You may have a certain celebrity personality at the show and getting some audience shots prior, which adds to your coverage. Another important piece of kit is a set of solid steps or something else robust enough to stand on for elevation. Your freight/ Peli case also comes in handy! (Peli 1510)
Your IT skills need to be slick! If you’re a MAC or PC user, you need to know what you are doing with your software prior to going on site. Things like a sluggish laptop will cost you time and you will be cursing! Take a back up HDD of at least 1TB. All of this can be done prior to the shows and unfortunately, your pals may not have time to help you as they will have their own deadlines to fulfill! From my point of view, home is way up the train line, you have to do the job with what you have with you. Also, you may be traveling to Paris/Milan, etc. If your kit goes down, you are really in trouble if you haven’t checked the basics, even things like FTP, login, etc.
How do you find your clients? Do you have any tips to stand out from the crowd?

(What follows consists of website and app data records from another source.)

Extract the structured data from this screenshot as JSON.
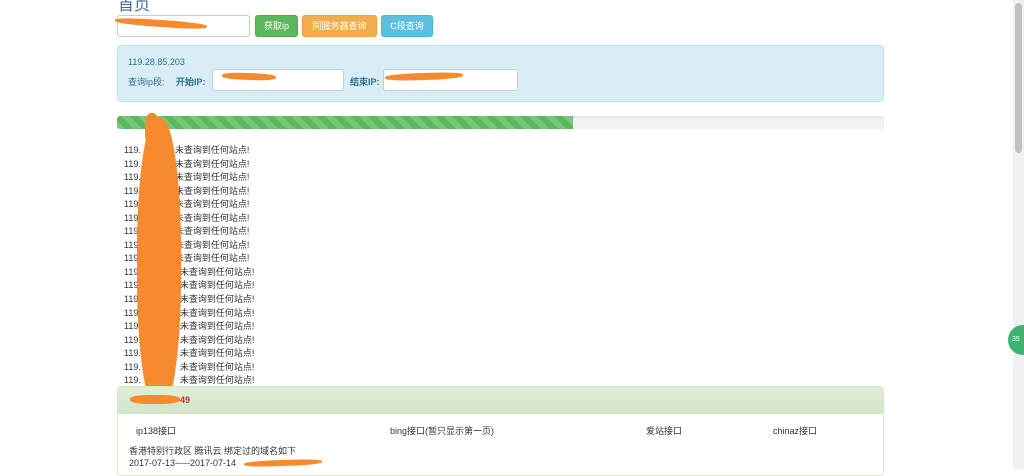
{
  "page": {
    "title": "首页"
  },
  "toolbar": {
    "domain_value": "",
    "get_ip_label": "获取ip",
    "same_server_label": "同服务器查询",
    "c_segment_label": "C段查询"
  },
  "info": {
    "ip": "119.28.85.203",
    "range_label": "查询ip段:",
    "start_label": "开始IP:",
    "start_value": "",
    "end_label": "结束IP:",
    "end_value": ""
  },
  "progress": {
    "fraction": 0.595
  },
  "results": {
    "lines": [
      {
        "prefix": "119.",
        "suffix": "未查询到任何站点!"
      },
      {
        "prefix": "119.",
        "suffix": "未查询到任何站点!"
      },
      {
        "prefix": "119.",
        "suffix": "未查询到任何站点!"
      },
      {
        "prefix": "119.",
        "suffix": "未查询到任何站点!"
      },
      {
        "prefix": "119.",
        "suffix": "未查询到任何站点!"
      },
      {
        "prefix": "119.",
        "suffix": "未查询到任何站点!"
      },
      {
        "prefix": "119.",
        "suffix": "未查询到任何站点!"
      },
      {
        "prefix": "119.",
        "suffix": "未查询到任何站点!"
      },
      {
        "prefix": "119.",
        "suffix": "未查询到任何站点!"
      },
      {
        "prefix": "119.",
        "suffix": "未查询到任何站点!"
      },
      {
        "prefix": "119.",
        "suffix": "未查询到任何站点!"
      },
      {
        "prefix": "119.",
        "suffix": "未查询到任何站点!"
      },
      {
        "prefix": "119.",
        "suffix": "未查询到任何站点!"
      },
      {
        "prefix": "119.",
        "suffix": "未查询到任何站点!"
      },
      {
        "prefix": "119.",
        "suffix": "未查询到任何站点!"
      },
      {
        "prefix": "119.",
        "suffix": "未查询到任何站点!"
      },
      {
        "prefix": "119.",
        "suffix": "未查询到任何站点!"
      },
      {
        "prefix": "119.",
        "suffix": "未查询到任何站点!"
      }
    ]
  },
  "success": {
    "heading_suffix": "49",
    "api_links": [
      "ip138接口",
      "bing接口(暂只显示第一页)",
      "爱站接口",
      "chinaz接口"
    ],
    "region_text": "香港特别行政区 腾讯云 绑定过的域名如下",
    "date_text": "2017-07-13-----2017-07-14"
  },
  "side_badge": {
    "text": "35"
  },
  "colors": {
    "redaction": "#f58a2f",
    "info_panel_bg": "#d9edf7",
    "success_heading_bg": "#dff0d8",
    "progress_fill": "#5cb85c"
  }
}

Clients vary for the fashion shows; you may be working as a shooter for an agency, a magazine shooter or for the brand. If you want to stand out from the crowd, you have to be prepared to work your backside off and show you can deliver quality content in a very timely manner. Everyone is a photographer nowadays at either London Fashion Week or London Collections Men – shooting everything from Catwalk to backstage to ‘Street – Style’ (aka shooting anyone on the curbside). If you are offered a chance to be a runner for a photographer, take up the chance, as that will be your only on the job training you will get!